*EXERCISE BRIEF*
A single number is expected: the count of lines in the records below that contain "Total".

*Collected data entries*
....

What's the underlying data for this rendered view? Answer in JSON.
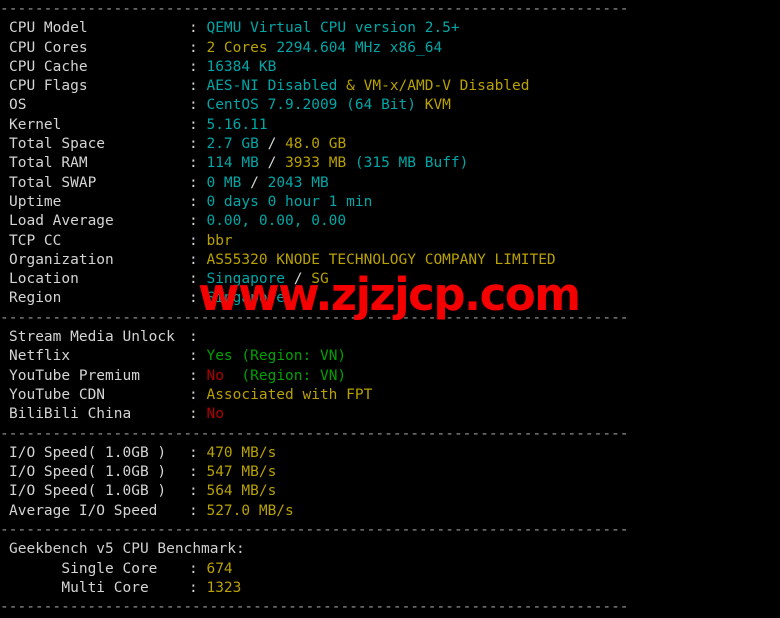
{
  "terminal": {
    "separator": "------------------------------------------------------------------------",
    "watermark": "www.zjzjcp.com",
    "colors": {
      "background": "#000000",
      "label": "#d4d4d4",
      "cyan": "#00a6a6",
      "yellow": "#b8a100",
      "green": "#00a000",
      "red": "#b00000",
      "separator": "#9a9a9a",
      "watermark": "#f40000"
    },
    "sections": {
      "system_info": {
        "rows": [
          {
            "label": "CPU Model",
            "value_1": "QEMU Virtual CPU version 2.5+"
          },
          {
            "label": "CPU Cores",
            "value_1": "2 Cores",
            "value_2": "2294.604 MHz x86_64"
          },
          {
            "label": "CPU Cache",
            "value_1": "16384 KB"
          },
          {
            "label": "CPU Flags",
            "value_1": "AES-NI Disabled",
            "value_2": "&",
            "value_3": "VM-x/AMD-V Disabled"
          },
          {
            "label": "OS",
            "value_1": "CentOS 7.9.2009 (64 Bit)",
            "value_2": "KVM"
          },
          {
            "label": "Kernel",
            "value_1": "5.16.11"
          },
          {
            "label": "Total Space",
            "value_1": "2.7 GB",
            "value_2": "/",
            "value_3": "48.0 GB"
          },
          {
            "label": "Total RAM",
            "value_1": "114 MB",
            "value_2": "/",
            "value_3": "3933 MB",
            "value_4": "(315 MB Buff)"
          },
          {
            "label": "Total SWAP",
            "value_1": "0 MB",
            "value_2": "/",
            "value_3": "2043 MB"
          },
          {
            "label": "Uptime",
            "value_1": "0 days 0 hour 1 min"
          },
          {
            "label": "Load Average",
            "value_1": "0.00, 0.00, 0.00"
          },
          {
            "label": "TCP CC",
            "value_1": "bbr"
          },
          {
            "label": "Organization",
            "value_1": "AS55320 KNODE TECHNOLOGY COMPANY LIMITED"
          },
          {
            "label": "Location",
            "value_1": "Singapore",
            "value_2": "/",
            "value_3": "SG"
          },
          {
            "label": "Region",
            "value_1": "Singapore"
          }
        ]
      },
      "stream_media": {
        "heading_label": "Stream Media Unlock",
        "heading_value": "",
        "rows": [
          {
            "label": "Netflix",
            "value_1": "Yes",
            "value_2": "(Region: VN)"
          },
          {
            "label": "YouTube Premium",
            "value_1": "No",
            "value_2": "(Region: VN)"
          },
          {
            "label": "YouTube CDN",
            "value_1": "Associated with FPT"
          },
          {
            "label": "BiliBili China",
            "value_1": "No"
          }
        ]
      },
      "io_speed": {
        "rows": [
          {
            "label": "I/O Speed( 1.0GB )",
            "value_1": "470 MB/s"
          },
          {
            "label": "I/O Speed( 1.0GB )",
            "value_1": "547 MB/s"
          },
          {
            "label": "I/O Speed( 1.0GB )",
            "value_1": "564 MB/s"
          },
          {
            "label": "Average I/O Speed",
            "value_1": "527.0 MB/s"
          }
        ]
      },
      "geekbench": {
        "heading": "Geekbench v5 CPU Benchmark:",
        "rows": [
          {
            "label": "      Single Core",
            "value_1": "674"
          },
          {
            "label": "      Multi Core",
            "value_1": "1323"
          }
        ]
      }
    }
  }
}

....

*TASK ANSWER*
3